Throughout the next 24 years several more revolts ensued until 1934. As Lazaro Cardenas became president, reforming measures were made across the board. Education was promoted and illiteracy dropped. Lands were reapportioned and Indians were recognized. Even an agreement with the Church was made. Mexico was stable enough to declare war on the Axis powers in 1942.
CINCO DE MAYO
Cinco de Mayo, today, is best characterized as a day of celebration to honor a culture that fuses Mexican heritage and American life experience.
A Brief History:
Cinco de Mayo (“5th of May” in English) is primarily a regional and not an official holiday in Mexico. A common misconception in the United States is that Cinco de Mayo is Mexico’s Independence Day – September 16, which is the most important national patriotic holiday in Mexico.
Cinco de Mayo celebrates an initial victory over French Forces at Puebla in 1862. Mexican troops fought along side of Mexican Indians and Peasants who were only armed with machetes, sticks and stones. 4,000 Mexicans against 8,000 French troops including a reconstituted French Foreign Legion.
The French had landed in Mexico (along with Dutch, Spanish and English troops) five months earlier on the pretext of collecting Mexican debts from the newly elected government of democratic President (and Indian) Benito Juarez. The Dutch, English and Spanish quickly made deals and left. The French, however, had different ideas. The French came to stay.

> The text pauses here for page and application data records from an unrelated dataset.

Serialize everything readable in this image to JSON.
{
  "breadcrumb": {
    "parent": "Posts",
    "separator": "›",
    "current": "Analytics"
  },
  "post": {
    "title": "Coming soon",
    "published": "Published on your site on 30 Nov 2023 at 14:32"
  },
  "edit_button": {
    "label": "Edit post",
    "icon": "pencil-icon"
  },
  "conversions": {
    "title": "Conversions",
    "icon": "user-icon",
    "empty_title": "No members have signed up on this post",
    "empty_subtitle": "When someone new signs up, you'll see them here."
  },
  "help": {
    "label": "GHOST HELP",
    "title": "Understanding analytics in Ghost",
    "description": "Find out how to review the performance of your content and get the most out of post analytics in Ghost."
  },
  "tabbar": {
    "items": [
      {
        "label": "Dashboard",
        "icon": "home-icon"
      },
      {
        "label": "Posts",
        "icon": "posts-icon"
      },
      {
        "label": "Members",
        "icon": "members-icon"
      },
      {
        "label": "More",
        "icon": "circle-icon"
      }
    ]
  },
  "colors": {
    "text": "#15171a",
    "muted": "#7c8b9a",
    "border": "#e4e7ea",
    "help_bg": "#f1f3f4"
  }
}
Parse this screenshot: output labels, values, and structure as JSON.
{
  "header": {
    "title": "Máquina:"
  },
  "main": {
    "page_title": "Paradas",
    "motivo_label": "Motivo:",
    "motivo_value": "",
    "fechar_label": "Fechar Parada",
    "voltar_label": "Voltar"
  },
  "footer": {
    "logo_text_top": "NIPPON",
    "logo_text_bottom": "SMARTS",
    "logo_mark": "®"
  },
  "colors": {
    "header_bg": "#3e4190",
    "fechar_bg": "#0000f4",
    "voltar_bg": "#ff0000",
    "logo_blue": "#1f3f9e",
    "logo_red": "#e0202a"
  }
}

Emperor Napoleon III’s French Army had not been defeated in 50 years, and were not afraid of anyone, especially since the United States was embroiled in its own Civil War.
The French Army left the port of Vera Cruz to attack Mexico City to the west, but had to go through area of Puebla.
Under the command of Texas-born General Zaragosa, (and the cavalry under the command of Colonel Porfirio Diaz, later to be Mexico’s president and dictator), the Mexicans awaited. The French prevailed but the battle of Puebla was significant because it held off the French Army against all odds. With a temporary defeat for the French, the Mexicans had time to regroup their forces around Mexico City. It is the victory at Puebla that is celebrated ever since.
This celebration started in the US by Mexicans in the California area. It is said that students at UCLA caught wind of the party and joined the fun. As the celebration spread across American colleges it caught on with Americans as commercialization of the party took hold.
Join us at Salenas to celebrate Puebla’s victory and follow in the tradition that began in 1863! ¡Viva el Cinco de Mayo!